A bipartisan letter sent to Trump was signed by 18 lawmakers, pushing for the visa waivers. That letter piggybacks on an earlier effort from U.S. Sens. Marco Rubio and Rick Scott, who also advocated for action by the Trump administration.
“In the aftermath of the catastrophic Category 5 Hurricane Dorian, which battered the Bahamas for more than two days with high winds, heavy rain, and life-threatening storm surges, we respectfully urge your administration to expedite, waive, or suspend certain visa requirements for citizens of the Bahamas affected by the storm who are seeking shelter with relatives in the United States,” the letter reads.
“The United States and the Bahamas share a strong bilateral relationship with historically close economic ties and strong cooperation on reducing crime and mitigating migration issues. With the closest island less than 50 miles off the coast of Florida, there are approximately 20,000 Bahamians living in South Florida. This devastating hurricane has left so many without shelter, food, and clean water.”
On the Democratic side, U.S. Reps. Al Lawson, Stephanie Murphy, Darren Soto, Val Demings, Charlie Crist, Kathy Castor, Alcee Hastings, Lois Frankel, Ted Deutch and Debbie Wasserman Schultz signed onto the effort.
Dorian struck the Bahamas as a Category 5 hurricane, sitting over portions of the island chain for more than a day.
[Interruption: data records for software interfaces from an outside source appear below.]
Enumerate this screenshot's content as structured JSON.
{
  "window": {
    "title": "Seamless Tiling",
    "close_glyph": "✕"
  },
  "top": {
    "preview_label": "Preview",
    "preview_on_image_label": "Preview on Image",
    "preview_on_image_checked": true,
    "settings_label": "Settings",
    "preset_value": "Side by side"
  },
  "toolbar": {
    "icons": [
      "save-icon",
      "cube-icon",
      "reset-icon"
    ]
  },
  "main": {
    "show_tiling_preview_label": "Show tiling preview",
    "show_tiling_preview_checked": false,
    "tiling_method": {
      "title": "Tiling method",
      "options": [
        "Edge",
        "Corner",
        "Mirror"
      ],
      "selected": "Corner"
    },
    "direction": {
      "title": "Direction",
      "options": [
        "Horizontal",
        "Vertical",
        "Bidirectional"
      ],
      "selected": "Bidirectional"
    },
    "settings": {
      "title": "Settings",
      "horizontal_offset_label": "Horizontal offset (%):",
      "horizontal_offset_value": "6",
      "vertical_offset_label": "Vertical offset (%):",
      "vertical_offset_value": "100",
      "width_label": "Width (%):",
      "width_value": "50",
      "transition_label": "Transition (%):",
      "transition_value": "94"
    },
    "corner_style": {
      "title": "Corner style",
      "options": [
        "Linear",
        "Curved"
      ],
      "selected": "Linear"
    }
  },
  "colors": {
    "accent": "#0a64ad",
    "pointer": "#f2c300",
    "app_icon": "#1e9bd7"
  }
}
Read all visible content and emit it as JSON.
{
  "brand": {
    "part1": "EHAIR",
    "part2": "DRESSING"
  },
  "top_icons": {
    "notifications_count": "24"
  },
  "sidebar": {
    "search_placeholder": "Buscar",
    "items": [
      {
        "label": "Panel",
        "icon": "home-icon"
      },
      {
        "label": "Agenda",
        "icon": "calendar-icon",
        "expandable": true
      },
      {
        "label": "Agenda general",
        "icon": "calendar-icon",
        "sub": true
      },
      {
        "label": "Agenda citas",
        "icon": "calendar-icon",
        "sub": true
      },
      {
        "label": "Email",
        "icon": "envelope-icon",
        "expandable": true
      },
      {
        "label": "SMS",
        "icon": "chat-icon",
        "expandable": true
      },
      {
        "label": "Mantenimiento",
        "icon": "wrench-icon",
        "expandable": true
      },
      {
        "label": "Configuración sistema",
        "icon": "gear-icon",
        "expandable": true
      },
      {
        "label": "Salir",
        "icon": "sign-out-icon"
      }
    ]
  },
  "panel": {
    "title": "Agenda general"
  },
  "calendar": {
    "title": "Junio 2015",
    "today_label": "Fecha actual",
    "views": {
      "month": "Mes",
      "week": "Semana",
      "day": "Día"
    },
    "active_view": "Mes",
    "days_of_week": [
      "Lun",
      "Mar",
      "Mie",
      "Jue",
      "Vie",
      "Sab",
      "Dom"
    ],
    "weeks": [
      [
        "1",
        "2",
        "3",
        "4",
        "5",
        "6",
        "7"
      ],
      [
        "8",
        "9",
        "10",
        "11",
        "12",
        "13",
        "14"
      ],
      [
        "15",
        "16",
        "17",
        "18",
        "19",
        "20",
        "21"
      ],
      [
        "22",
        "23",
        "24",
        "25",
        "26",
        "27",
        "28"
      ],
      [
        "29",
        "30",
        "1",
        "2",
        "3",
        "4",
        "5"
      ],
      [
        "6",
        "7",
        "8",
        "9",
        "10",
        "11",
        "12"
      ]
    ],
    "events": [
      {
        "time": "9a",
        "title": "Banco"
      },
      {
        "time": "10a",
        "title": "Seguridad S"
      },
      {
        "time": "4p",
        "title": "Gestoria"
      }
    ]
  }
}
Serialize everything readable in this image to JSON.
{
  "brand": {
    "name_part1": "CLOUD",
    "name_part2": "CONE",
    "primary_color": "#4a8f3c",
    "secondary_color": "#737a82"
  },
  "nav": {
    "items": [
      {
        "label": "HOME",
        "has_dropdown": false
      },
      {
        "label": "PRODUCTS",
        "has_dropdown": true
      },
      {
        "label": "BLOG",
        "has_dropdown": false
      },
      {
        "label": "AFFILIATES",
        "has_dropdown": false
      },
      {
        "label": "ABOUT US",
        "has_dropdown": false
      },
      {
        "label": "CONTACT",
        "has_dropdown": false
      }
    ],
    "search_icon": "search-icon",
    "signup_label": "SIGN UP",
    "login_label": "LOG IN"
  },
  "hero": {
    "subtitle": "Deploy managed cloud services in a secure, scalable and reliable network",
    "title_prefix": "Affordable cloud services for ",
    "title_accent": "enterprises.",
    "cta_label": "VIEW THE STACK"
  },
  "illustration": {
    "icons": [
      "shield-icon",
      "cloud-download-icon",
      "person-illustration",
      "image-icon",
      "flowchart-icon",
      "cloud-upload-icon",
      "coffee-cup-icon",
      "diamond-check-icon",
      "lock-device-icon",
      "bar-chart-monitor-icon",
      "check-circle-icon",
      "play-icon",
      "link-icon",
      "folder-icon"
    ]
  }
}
That caused extensive flooding.
On Friday, the death toll from the storm rose to 30. That number is expected to rise as hundreds are reportedly still missing.
Rubio and Scott followed on that request, sending their own letter to Trump lobbying for action.
Now, they have been joined by two-thirds of the Florida House delegation.
“As the Commonwealth of the Bahamas begins relief efforts, the United States government should help ensure that those who were left with nothing can easily seek shelter with their families in the United States,” the lawmakers wrote.
“With the death toll continuing to rise, Floridians stand ready to assist our ally in the wake of this disaster.”